### What to do
Using the material below, count the lines that contain the word "label" and report the number only.
Content starts
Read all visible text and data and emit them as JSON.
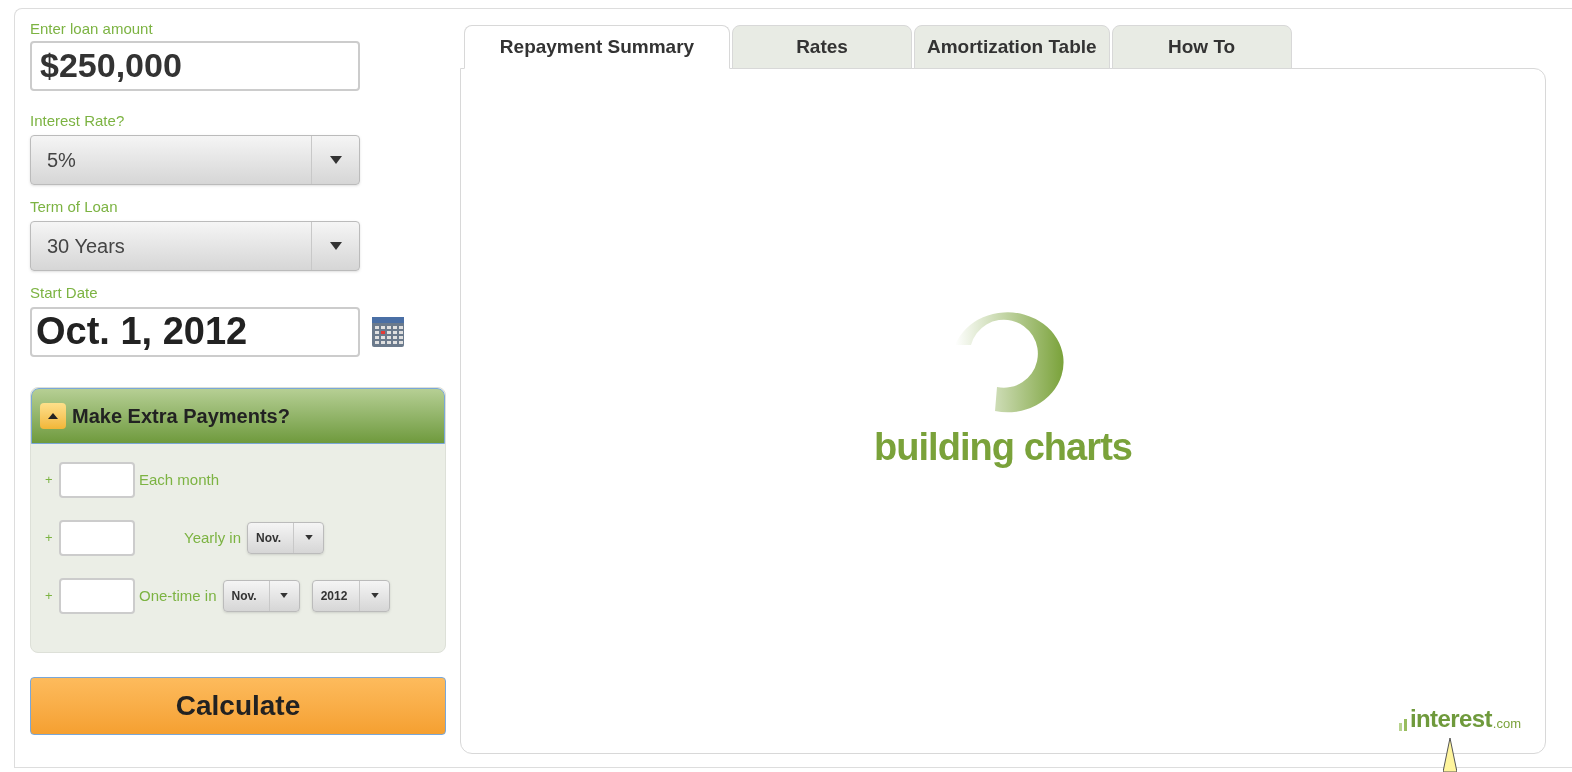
{
  "loan_amount": {
    "label": "Enter loan amount",
    "value": "$250,000"
  },
  "interest_rate": {
    "label": "Interest Rate?",
    "value": "5%"
  },
  "term": {
    "label": "Term of Loan",
    "value": "30 Years"
  },
  "start_date": {
    "label": "Start Date",
    "value": "Oct. 1, 2012"
  },
  "extra_payments": {
    "title": "Make Extra Payments?",
    "expanded": true,
    "rows": [
      {
        "prefix": "+",
        "label": "Each month",
        "selects": []
      },
      {
        "prefix": "+",
        "label": "Yearly in",
        "selects": [
          "Nov."
        ]
      },
      {
        "prefix": "+",
        "label": "One-time in",
        "selects": [
          "Nov.",
          "2012"
        ]
      }
    ]
  },
  "calculate_button": "Calculate",
  "tabs": [
    {
      "label": "Repayment Summary",
      "selected": true
    },
    {
      "label": "Rates",
      "selected": false
    },
    {
      "label": "Amortization Table",
      "selected": false
    },
    {
      "label": "How To",
      "selected": false
    }
  ],
  "loading_text": "building charts",
  "logo": {
    "name": "interest",
    "suffix": ".com"
  }
}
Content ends
### Answer to the exercise
11